The art of sound pictures (1930)

Record Details:

Something wrong or inaccurate about this page? Let us Know!

Thanks for helping us continually improve the quality of the Lantern search engine for all of our users! We have millions of scanned pages, so user reports are incredibly helpful for us to identify places where we can improve and update the metadata.

Please describe the issue below, and click "Submit" to send your comments to our team! If you'd prefer, you can also send us an email to mhdl@commarts.wisc.edu with your comments.




We use Optical Character Recognition (OCR) during our scanning and processing workflow to make the content of each page searchable. You can view the automatically generated text below as well as copy and paste individual pieces of text to quote in your own work.

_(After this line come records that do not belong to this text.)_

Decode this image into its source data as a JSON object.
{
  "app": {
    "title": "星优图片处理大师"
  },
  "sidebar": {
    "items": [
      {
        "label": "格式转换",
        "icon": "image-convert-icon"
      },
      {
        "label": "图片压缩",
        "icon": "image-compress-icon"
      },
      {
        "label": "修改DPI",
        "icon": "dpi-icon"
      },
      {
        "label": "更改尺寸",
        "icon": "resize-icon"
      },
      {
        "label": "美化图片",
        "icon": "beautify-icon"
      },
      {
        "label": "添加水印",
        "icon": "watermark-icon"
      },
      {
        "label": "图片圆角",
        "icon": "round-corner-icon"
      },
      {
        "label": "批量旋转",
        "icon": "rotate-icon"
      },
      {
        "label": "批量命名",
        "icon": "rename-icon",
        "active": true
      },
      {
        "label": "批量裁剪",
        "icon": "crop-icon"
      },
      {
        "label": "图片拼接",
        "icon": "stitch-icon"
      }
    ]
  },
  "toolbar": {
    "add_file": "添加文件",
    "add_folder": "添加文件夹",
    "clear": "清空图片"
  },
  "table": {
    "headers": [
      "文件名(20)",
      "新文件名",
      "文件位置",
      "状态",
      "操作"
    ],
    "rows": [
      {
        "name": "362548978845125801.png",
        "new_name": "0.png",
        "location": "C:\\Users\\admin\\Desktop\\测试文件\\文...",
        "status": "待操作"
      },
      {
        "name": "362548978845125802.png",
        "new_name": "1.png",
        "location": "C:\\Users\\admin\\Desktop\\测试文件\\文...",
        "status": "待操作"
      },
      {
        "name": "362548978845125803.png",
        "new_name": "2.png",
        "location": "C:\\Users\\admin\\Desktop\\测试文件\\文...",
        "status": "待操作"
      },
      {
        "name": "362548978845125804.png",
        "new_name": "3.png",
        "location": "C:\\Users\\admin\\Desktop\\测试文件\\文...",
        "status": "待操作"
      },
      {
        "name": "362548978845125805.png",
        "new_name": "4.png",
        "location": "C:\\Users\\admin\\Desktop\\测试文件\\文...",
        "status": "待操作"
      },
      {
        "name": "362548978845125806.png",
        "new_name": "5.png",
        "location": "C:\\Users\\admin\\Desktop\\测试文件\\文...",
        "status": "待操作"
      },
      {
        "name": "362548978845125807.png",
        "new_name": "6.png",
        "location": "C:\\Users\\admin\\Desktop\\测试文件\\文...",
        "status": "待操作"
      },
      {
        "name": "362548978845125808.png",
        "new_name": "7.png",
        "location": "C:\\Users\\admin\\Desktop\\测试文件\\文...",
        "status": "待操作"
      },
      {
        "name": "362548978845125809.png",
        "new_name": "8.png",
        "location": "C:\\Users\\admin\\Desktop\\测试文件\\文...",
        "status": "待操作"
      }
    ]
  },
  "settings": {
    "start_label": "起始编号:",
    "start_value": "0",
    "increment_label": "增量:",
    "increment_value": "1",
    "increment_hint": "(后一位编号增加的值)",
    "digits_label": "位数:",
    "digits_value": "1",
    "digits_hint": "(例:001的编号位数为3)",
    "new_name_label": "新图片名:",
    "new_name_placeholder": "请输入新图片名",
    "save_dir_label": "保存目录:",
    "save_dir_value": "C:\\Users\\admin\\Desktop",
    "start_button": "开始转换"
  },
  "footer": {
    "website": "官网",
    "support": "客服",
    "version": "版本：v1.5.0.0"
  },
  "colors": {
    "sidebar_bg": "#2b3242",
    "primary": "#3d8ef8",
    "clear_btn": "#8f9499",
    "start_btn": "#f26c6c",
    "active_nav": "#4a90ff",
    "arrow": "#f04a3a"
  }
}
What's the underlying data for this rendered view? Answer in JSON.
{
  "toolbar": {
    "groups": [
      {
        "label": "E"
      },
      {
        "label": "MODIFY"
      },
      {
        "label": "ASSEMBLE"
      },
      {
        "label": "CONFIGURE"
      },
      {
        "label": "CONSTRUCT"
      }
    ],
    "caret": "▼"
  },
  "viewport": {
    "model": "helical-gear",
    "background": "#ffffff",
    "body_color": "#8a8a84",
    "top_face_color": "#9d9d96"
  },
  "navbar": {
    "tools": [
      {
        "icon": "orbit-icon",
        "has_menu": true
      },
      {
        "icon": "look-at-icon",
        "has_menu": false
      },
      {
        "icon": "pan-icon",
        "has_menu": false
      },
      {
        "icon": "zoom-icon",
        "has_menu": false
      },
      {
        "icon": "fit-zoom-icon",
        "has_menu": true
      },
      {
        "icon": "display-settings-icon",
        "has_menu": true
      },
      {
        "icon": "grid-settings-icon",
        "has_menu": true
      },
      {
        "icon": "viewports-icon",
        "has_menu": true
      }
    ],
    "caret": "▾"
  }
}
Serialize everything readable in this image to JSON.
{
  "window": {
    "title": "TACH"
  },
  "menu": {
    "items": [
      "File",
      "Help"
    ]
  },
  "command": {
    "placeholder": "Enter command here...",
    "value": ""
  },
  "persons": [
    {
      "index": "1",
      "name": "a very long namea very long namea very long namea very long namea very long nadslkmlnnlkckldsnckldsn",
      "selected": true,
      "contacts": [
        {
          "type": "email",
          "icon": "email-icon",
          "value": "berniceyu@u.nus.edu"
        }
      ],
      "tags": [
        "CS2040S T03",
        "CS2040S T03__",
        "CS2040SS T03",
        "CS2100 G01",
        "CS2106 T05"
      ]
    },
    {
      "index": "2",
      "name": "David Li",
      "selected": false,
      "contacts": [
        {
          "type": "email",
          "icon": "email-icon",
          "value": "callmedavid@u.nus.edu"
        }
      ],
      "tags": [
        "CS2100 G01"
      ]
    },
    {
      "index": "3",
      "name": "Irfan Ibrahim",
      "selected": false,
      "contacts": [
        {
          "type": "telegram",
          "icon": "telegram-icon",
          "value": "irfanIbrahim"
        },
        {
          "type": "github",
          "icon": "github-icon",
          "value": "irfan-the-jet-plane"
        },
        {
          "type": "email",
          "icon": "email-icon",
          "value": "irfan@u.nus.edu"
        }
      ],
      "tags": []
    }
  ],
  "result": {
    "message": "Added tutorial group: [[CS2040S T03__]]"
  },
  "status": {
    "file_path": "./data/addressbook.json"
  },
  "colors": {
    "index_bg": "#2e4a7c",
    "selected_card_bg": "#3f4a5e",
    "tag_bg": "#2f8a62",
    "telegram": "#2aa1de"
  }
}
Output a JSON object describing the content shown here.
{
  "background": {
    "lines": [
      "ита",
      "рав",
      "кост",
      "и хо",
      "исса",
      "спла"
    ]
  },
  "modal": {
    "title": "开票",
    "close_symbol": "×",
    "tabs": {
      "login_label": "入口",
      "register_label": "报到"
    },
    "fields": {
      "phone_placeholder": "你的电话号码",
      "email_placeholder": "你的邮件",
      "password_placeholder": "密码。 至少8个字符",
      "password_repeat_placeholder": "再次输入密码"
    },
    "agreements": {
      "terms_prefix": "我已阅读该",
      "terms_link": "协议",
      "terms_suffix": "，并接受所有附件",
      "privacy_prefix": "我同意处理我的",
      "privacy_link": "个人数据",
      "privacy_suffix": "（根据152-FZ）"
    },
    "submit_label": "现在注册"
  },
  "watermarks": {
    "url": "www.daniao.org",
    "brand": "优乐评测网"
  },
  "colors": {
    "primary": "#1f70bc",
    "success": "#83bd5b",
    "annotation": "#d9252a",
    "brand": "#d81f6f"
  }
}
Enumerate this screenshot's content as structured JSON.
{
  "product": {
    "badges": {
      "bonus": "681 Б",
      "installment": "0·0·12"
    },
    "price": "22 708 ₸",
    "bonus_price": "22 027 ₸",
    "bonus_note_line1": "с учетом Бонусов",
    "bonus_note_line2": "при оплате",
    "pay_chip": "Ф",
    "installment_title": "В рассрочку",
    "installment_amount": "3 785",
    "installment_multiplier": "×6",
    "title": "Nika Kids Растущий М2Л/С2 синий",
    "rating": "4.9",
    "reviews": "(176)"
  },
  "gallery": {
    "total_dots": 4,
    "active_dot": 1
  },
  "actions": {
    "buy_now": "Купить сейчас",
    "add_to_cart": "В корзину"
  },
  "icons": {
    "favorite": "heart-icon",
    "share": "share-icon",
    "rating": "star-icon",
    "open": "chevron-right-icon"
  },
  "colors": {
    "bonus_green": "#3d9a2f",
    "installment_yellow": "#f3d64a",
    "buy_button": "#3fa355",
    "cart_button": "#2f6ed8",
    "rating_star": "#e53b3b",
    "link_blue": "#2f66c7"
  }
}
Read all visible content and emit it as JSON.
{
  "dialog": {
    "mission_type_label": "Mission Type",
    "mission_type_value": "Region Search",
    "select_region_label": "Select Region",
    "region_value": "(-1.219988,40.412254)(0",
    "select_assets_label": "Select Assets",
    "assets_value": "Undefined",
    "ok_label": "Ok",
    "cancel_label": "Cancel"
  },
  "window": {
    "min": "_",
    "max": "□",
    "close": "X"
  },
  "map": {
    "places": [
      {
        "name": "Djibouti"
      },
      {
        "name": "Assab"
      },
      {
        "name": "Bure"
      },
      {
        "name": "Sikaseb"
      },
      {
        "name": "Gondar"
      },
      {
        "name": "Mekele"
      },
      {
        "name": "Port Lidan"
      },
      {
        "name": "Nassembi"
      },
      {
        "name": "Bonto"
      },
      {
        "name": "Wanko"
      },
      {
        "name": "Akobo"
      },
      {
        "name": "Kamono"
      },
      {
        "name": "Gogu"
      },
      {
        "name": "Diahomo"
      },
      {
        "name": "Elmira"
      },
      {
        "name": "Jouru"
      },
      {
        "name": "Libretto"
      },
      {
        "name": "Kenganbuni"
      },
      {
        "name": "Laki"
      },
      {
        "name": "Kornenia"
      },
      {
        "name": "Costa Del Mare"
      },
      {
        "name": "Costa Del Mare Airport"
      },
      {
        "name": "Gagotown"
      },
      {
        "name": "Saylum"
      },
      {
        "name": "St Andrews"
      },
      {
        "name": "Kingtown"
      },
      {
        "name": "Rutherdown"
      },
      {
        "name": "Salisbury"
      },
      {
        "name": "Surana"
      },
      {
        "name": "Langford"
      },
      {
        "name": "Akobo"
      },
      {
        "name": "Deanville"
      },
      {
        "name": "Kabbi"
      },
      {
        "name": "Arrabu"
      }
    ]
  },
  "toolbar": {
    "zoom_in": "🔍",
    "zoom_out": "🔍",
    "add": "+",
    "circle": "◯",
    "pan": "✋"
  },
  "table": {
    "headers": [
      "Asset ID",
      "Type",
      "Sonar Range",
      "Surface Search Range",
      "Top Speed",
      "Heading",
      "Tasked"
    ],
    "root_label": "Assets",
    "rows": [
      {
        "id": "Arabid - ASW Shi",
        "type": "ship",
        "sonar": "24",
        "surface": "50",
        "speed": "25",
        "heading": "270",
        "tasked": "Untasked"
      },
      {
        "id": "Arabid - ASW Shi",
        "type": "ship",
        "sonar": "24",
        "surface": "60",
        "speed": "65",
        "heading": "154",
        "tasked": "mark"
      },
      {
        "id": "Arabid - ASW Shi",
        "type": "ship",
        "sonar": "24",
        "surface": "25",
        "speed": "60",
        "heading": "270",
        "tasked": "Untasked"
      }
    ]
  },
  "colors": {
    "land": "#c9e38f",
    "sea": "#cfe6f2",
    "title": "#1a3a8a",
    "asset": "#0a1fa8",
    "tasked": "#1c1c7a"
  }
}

Text recognition is never 100% accurate. Many parts of the scanned page may not be reflected in the OCR text output, including: images, page layout, certain fonts or handwriting.

COLOR AND THE WRITER 265 ORDER OF MAGNITUDE OF BODILY SYMPTOMS OF EMOTION Men Women 1. Dominance Compliance 2. Compliance Inducement 3. Inducement Dominance 4. Submission Submission It is interesting to note that this order of emotional response corresponds rather closely to the color prefer- ences given above, according to a suggested linkage be- tween elementary emotions and primary colors which had been previously suggested by one of the writers. This suggested correspondence was as follows: Dominance Blue Compliance Green Inducement Red Submission Yellow Placing together the order of emotional response and the order of color preference for the two groups, we find the following: Men 1. Blue Dominance 2. Red Compliance 3. Green Inducement 4. Yellow Submission Women Green Compliance Blue Inducement Red Dominance Yellow Submission The first and last choices of color and the first and last elementary emotions correspond precisely.® The two intermediate colors and emotions are found interchanged in order in both cases. But, in both color ratings and ®W. M. Marston, Emotions of Normal People (Harcourt, Brace), 1928.